Staff Editorial
Published: September 19, 2012

Fordham has a communication problem, and it’s not the type that causes confused, emotional breakups. It’s a recurring inability to communicate the goals of administrative policies to students and clubs at Fordham. We at The Observer saw it most recently in the media blackout around the “Cardinal and Colbert” event.

As Harry Huggins and Richard Ramsundar report in “Colbert Media Blackout Broken by Tweets” on page one, there was an unacceptable lack of communication between the Fordham higher-ups and the student publications tasked with reporting all major events on campus. The biggest problem is not that Fordham waited until we were literally lined up outside the event to tell us we would have to stash our cameras somewhere on campus. The biggest problem is not that it was only when we ran into two Lincoln Center administrators after the event that we were told we could not go through with our planned coverage. The biggest problem is that before we received the official explanation we were fully under the false impression, shared by many who knew of the blackout, that the blackout was stipulated in some contract with Stephen Colbert, Timothy Cardinal Dolan or both of them. As our article reported, the real reason was much simpler: the committee planning the event wished to create a more comfortable environment that would foster a sincere dialogue.

While the possibility of upholding a press blackout in a Twitter-ific world may be up for debate, we understand why those planning the event would hope to foster a tone of sincerity. But we don’t understand why Fordham would keep that unknown until after the event.

For those of us who have been at Fordham for a few years, this is just another instance of an established pattern of non-communication. The McMahon Hall guest pass policy is a source of endless frustration for residents, but it seems a little less like a pointless obstruction of fun when you discover it was developed to make sure unsavory guests could not do harm to residents and then sneak out unnoticed. You can’t begin debating the Catholic social aspect of the guest passes until you understand the safety hopes behind them.

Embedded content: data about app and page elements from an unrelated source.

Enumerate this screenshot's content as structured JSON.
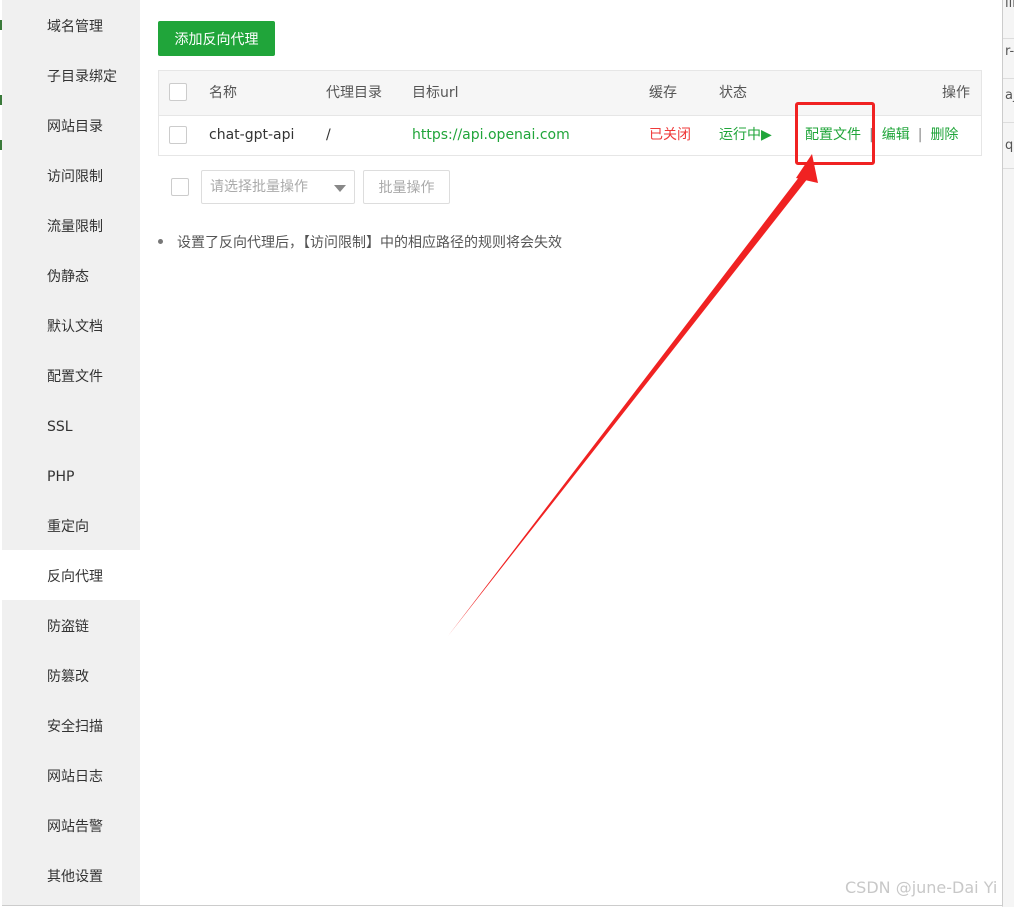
{
  "sidebar": {
    "items": [
      {
        "label": "域名管理"
      },
      {
        "label": "子目录绑定"
      },
      {
        "label": "网站目录"
      },
      {
        "label": "访问限制"
      },
      {
        "label": "流量限制"
      },
      {
        "label": "伪静态"
      },
      {
        "label": "默认文档"
      },
      {
        "label": "配置文件"
      },
      {
        "label": "SSL"
      },
      {
        "label": "PHP"
      },
      {
        "label": "重定向"
      },
      {
        "label": "反向代理",
        "active": true
      },
      {
        "label": "防盗链"
      },
      {
        "label": "防篡改"
      },
      {
        "label": "安全扫描"
      },
      {
        "label": "网站日志"
      },
      {
        "label": "网站告警"
      },
      {
        "label": "其他设置"
      }
    ]
  },
  "toolbar": {
    "add_label": "添加反向代理"
  },
  "table": {
    "headers": {
      "name": "名称",
      "dir": "代理目录",
      "url": "目标url",
      "cache": "缓存",
      "status": "状态",
      "ops": "操作"
    },
    "rows": [
      {
        "name": "chat-gpt-api",
        "dir": "/",
        "url": "https://api.openai.com",
        "cache": "已关闭",
        "status": "运行中▶",
        "op_config": "配置文件",
        "op_sep1": "|",
        "op_edit": "编辑",
        "op_sep2": "|",
        "op_delete": "删除"
      }
    ]
  },
  "batch": {
    "placeholder": "请选择批量操作",
    "button_label": "批量操作"
  },
  "tips": [
    "设置了反向代理后，【访问限制】中的相应路径的规则将会失效"
  ],
  "watermark": "CSDN @june-Dai Yi",
  "background_fragments": [
    "lir",
    "r-p",
    "aj",
    "qi"
  ],
  "colors": {
    "accent_green": "#20a53a",
    "status_red": "#ef3a3a",
    "annotation_red": "#f02222",
    "sidebar_bg": "#f0f0f0"
  }
}
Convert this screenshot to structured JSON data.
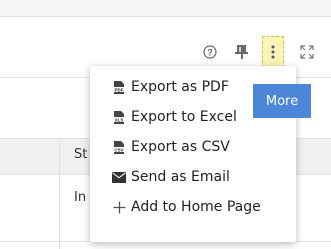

The same difficulty happened annually with the “Vagina Monologues” when Counseling Services was not allowed to attend the performance’s debrief until last year, and it still happens regularly with the guest admission policy for on-campus student events. Only when you understand the goals of these policies can you effectively direct your frustration and start the kind of legitimate conversation that can bring about change. Unfortunately, that level of communication is about as rare as a legitimate celebrity coming to Fordham.